* _AIM OF THE TASK_:
In the records below, please retype word for word every line from the one containing "Output a JSON" through the final one, both included, and nothing else.

* _SUPPLIED DATA_:
------------------------

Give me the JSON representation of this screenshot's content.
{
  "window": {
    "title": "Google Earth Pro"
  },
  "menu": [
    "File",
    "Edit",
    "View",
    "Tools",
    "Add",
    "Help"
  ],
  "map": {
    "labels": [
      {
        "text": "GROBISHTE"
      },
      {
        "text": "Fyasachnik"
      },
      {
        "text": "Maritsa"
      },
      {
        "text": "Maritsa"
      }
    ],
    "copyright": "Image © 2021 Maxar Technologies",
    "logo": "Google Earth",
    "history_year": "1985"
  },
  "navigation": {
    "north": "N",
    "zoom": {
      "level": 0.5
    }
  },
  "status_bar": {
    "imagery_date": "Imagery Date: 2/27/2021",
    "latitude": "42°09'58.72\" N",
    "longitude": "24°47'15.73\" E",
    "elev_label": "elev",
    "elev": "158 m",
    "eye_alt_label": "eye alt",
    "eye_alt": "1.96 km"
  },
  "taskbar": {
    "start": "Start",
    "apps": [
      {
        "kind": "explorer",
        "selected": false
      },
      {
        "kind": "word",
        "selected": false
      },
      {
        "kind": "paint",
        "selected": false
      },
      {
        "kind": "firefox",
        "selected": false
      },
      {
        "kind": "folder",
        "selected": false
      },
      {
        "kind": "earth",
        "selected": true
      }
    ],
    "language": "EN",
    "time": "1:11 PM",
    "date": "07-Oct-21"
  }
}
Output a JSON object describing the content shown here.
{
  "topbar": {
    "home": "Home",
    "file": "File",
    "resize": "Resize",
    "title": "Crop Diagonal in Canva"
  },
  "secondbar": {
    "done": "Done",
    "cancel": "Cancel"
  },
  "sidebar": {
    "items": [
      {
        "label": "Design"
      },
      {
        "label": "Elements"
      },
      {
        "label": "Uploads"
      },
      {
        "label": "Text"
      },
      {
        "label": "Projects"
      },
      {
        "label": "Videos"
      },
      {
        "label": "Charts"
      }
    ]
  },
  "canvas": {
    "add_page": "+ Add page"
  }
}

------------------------

* _OUTPUT FOR THIS TASK_:
Output a JSON object describing the content shown here.
{
  "topbar": {
    "home": "Home",
    "file": "File",
    "resize": "Resize",
    "title": "Crop Diagonal in Canva"
  },
  "secondbar": {
    "done": "Done",
    "cancel": "Cancel"
  },
  "sidebar": {
    "items": [
      {
        "label": "Design"
      },
      {
        "label": "Elements"
      },
      {
        "label": "Uploads"
      },
      {
        "label": "Text"
      },
      {
        "label": "Projects"
      },
      {
        "label": "Videos"
      },
      {
        "label": "Charts"
      }
    ]
  },
  "canvas": {
    "add_page": "+ Add page"
  }
}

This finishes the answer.